Please write out every entry below, word for word.

# # # # # # #

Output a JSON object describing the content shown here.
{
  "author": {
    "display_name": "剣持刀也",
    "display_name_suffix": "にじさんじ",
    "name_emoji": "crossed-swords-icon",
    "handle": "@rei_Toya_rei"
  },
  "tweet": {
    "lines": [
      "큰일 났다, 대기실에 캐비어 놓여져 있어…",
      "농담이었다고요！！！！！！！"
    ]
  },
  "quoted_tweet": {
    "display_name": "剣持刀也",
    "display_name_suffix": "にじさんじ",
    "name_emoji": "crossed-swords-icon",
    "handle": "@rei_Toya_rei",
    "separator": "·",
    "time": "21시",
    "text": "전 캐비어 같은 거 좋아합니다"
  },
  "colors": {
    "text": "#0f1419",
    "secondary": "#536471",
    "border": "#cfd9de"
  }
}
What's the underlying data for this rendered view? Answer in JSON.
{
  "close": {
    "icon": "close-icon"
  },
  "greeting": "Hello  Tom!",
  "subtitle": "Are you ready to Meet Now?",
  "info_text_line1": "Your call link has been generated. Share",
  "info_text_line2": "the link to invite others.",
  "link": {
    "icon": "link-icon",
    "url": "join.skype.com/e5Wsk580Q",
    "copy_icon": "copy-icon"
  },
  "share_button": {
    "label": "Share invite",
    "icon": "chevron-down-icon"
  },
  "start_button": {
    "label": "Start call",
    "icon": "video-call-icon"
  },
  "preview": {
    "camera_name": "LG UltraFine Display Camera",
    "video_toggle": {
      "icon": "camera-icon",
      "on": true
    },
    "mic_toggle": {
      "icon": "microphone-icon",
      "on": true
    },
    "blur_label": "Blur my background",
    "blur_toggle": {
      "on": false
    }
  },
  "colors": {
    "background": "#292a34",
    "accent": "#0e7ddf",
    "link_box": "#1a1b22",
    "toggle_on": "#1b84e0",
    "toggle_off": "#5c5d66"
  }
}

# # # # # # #

TASK RESPONSE.
Output a JSON object describing the content shown here.
{
  "author": {
    "display_name": "剣持刀也",
    "display_name_suffix": "にじさんじ",
    "name_emoji": "crossed-swords-icon",
    "handle": "@rei_Toya_rei"
  },
  "tweet": {
    "lines": [
      "큰일 났다, 대기실에 캐비어 놓여져 있어…",
      "농담이었다고요！！！！！！！"
    ]
  },
  "quoted_tweet": {
    "display_name": "剣持刀也",
    "display_name_suffix": "にじさんじ",
    "name_emoji": "crossed-swords-icon",
    "handle": "@rei_Toya_rei",
    "separator": "·",
    "time": "21시",
    "text": "전 캐비어 같은 거 좋아합니다"
  },
  "colors": {
    "text": "#0f1419",
    "secondary": "#536471",
    "border": "#cfd9de"
  }
}
What's the underlying data for this rendered view? Answer in JSON.
{
  "close": {
    "icon": "close-icon"
  },
  "greeting": "Hello  Tom!",
  "subtitle": "Are you ready to Meet Now?",
  "info_text_line1": "Your call link has been generated. Share",
  "info_text_line2": "the link to invite others.",
  "link": {
    "icon": "link-icon",
    "url": "join.skype.com/e5Wsk580Q",
    "copy_icon": "copy-icon"
  },
  "share_button": {
    "label": "Share invite",
    "icon": "chevron-down-icon"
  },
  "start_button": {
    "label": "Start call",
    "icon": "video-call-icon"
  },
  "preview": {
    "camera_name": "LG UltraFine Display Camera",
    "video_toggle": {
      "icon": "camera-icon",
      "on": true
    },
    "mic_toggle": {
      "icon": "microphone-icon",
      "on": true
    },
    "blur_label": "Blur my background",
    "blur_toggle": {
      "on": false
    }
  },
  "colors": {
    "background": "#292a34",
    "accent": "#0e7ddf",
    "link_box": "#1a1b22",
    "toggle_on": "#1b84e0",
    "toggle_off": "#5c5d66"
  }
}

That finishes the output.